1 CENTOGENE AG 2 Prince Sultan Military Medical City Riyadh 3 Alfaisal University, Riyadh
February 21, 2019

Based on the ambition to provide maximum diagnostic yield, CENTOGENE offers follow up of negative WES/WGS reports in a research setting. Recently, this approach resulted in the association of a special form of congenital hydrocephalus with bi-allelic inactivation of the DLG5 gene. The finding, which represents the definition of a novel rare disorder, was published in Clinical Genetics ahead of print on February 21st.

Clin Genet. 2019 Feb 21. doi: 10.1111/cge.13513. [Epub ahead of print]

Abstract

The DLG5 gene encodes the 1919-residue DLG5 protein which is composed of numerous functional domains, and has been implicated in a variety of cellular structures and processes. Homozygous knockout of the murine homologue Dlg5 results in fully penetrant but variably severe hydrocephalus and renal cysts. Certain DLG5 haplotypes have been suggested to predispose to inflammatory bowel disease, but a DLG5-linked monogenic phenotype has not previously been reported.

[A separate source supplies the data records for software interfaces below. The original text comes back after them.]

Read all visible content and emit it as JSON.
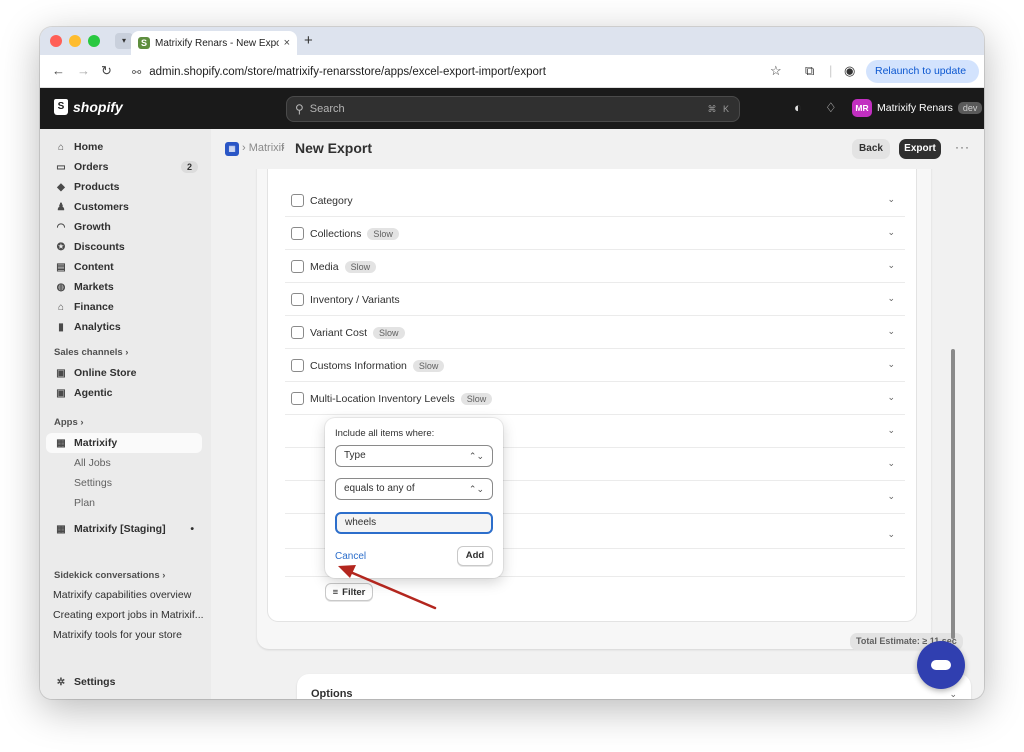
{
  "browser": {
    "tab_title": "Matrixify Renars - New Export",
    "tab_close": "×",
    "new_tab": "+",
    "url": "admin.shopify.com/store/matrixify-renarsstore/apps/excel-export-import/export",
    "relaunch_label": "Relaunch to update",
    "relaunch_menu": "⋮"
  },
  "shopify": {
    "logo_text": "shopify",
    "search_placeholder": "Search",
    "search_shortcut": "⌘ K",
    "avatar_initials": "MR",
    "store_name": "Matrixify Renars",
    "dev_badge": "dev"
  },
  "sidebar": {
    "nav": [
      {
        "label": "Home"
      },
      {
        "label": "Orders",
        "badge": "2"
      },
      {
        "label": "Products"
      },
      {
        "label": "Customers"
      },
      {
        "label": "Growth"
      },
      {
        "label": "Discounts"
      },
      {
        "label": "Content"
      },
      {
        "label": "Markets"
      },
      {
        "label": "Finance"
      },
      {
        "label": "Analytics"
      }
    ],
    "sales_channels_heading": "Sales channels ›",
    "sales_channels": [
      {
        "label": "Online Store"
      },
      {
        "label": "Agentic"
      }
    ],
    "apps_heading": "Apps ›",
    "apps": {
      "active": "Matrixify",
      "sub_items": [
        "All Jobs",
        "Settings",
        "Plan"
      ],
      "staging": "Matrixify [Staging]",
      "staging_dot": "•"
    },
    "sidekick_heading": "Sidekick conversations ›",
    "sidekick_items": [
      "Matrixify capabilities overview",
      "Creating export jobs in Matrixif...",
      "Matrixify tools for your store"
    ],
    "settings_label": "Settings"
  },
  "header": {
    "breadcrumb": "› Matrixif",
    "separator": "›",
    "title": "New Export",
    "back_label": "Back",
    "export_label": "Export",
    "more": "···"
  },
  "rows": [
    {
      "label": "Category",
      "slow": false
    },
    {
      "label": "Collections",
      "slow": true
    },
    {
      "label": "Media",
      "slow": true
    },
    {
      "label": "Inventory / Variants",
      "slow": false
    },
    {
      "label": "Variant Cost",
      "slow": true
    },
    {
      "label": "Customs Information",
      "slow": true
    },
    {
      "label": "Multi-Location Inventory Levels",
      "slow": true
    }
  ],
  "slow_label": "Slow",
  "popover": {
    "title": "Include all items where:",
    "field_select": "Type",
    "operator_select": "equals to any of",
    "value_input": "wheels",
    "cancel_label": "Cancel",
    "add_label": "Add"
  },
  "filter_label": "Filter",
  "total_estimate": "Total Estimate: ≥ 11 sec",
  "options_title": "Options",
  "colors": {
    "accent_blue": "#2c6ecb",
    "annotation_arrow": "#b3261e",
    "avatar": "#c22fc1"
  }
}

We investigated a pediatric female patient diagnosed with obstructive hydrocephalus, renal dysplasia, atrial septal defect type II, and cleft lip and palate. Bilateral ventriculomegaly and echogenic kidneys had been noticed at gestational week 22. The parents are first cousins and there is a history of intra-uterine fetal death due to similar congenital abnormalities. Whole exome sequencing (WES) of the index case in a routine diagnostic setting did not reveal potentially pathogenic variants in known disease genes. An extended analysis of the WES data in a research frame identified the homozygous DLG5 frameshift variant c.3081_3106del (p.Arg1027fs) in DLG5. Sanger sequencing confirmed this finding, and revealed heterozygosity in both healthy parents. We were therefore very surprised to note that data from the Exome Aggregation Consortium (ExAC) strongly suggest that heterozygous  presence of a truncating DLG5 variant is not tolerated (probability of loss-of-function intolerance = 1.00). A more detailed analysis, however, revealed that our variant and the resulting pre-terminal stop codon localize to the alternatively spliced in-frame exon 15. The shorter of the corresponding isoforms is therefore predicted to escape nonsense-mediated decay, and this, in turn, implies that certain functions of DLG5 may be retained upon presence of the c.3081_3106del variant.

Our clinical-genetic findings, together with those on the murine Dlg5 knockout, characterize DLG5 as a novel recessive disease gene in humans. Theoretical considerations suggest that heterozygous truncating variants in exons other than exon 15 may be associated with a potentially distinct phenotype. Further studies are necessary to test this hypothesis